Although park officials worked to disinfect the Curry Village cabins where they suspect the outbreak occurred, the California Department of Public Health has now ordered them shut down. The design of the cabins in question increased the likelihood of mice nesting between the walls. The disease is carried in the saliva, urine and feces of deer mice and is spread through airborne aerosol particle and dust.
Whether park officials did enough to stop the spread of the hantavirus or if negligence exists in the park's actions or in the design of the cabins that allowed the virus to spread is unknown and will certainly be investigated in the weeks and months to come.
A negligence lawsuit may be filed when a person or entity breaches a duty of reasonable care and another person is harmed as a result. "Negligence" can arise in nearly any situation where someone is harmed as the result of another's careless or reckless actions. Where a failure to exercise reasonable care and causes foreseeable harm, the person, company or entity may be held responsible for any damages caused and be required to pay compensation. Speaking to a top Sacramento personal injury attorney right away is important if you have been harmed as the result of another's negligence.
Here, park officials were aware of the existence of the hantavirus, with 18 percent of mice at the park testing positive for the virus. In 2010 a state health department official warning park officials to increase their protections. The park enacted a hantavirus policy in April of this year to provide a safe place, "free from recognized hazards that may cause serious physical harm or death."

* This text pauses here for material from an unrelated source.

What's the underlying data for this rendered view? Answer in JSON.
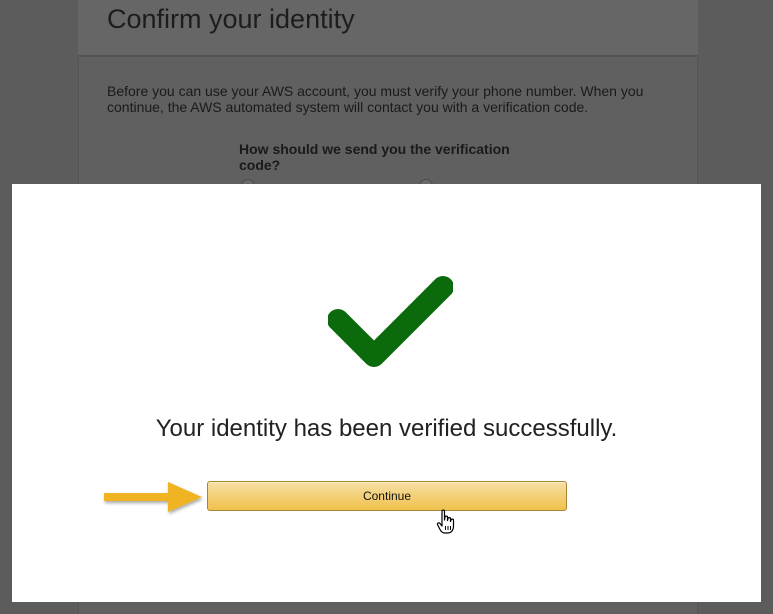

In 2011, half of the 24 U.S. hantavirus cases ended in death. But since 1993, when the virus first was identified, the average death rate is 36 percent, according to the CDC.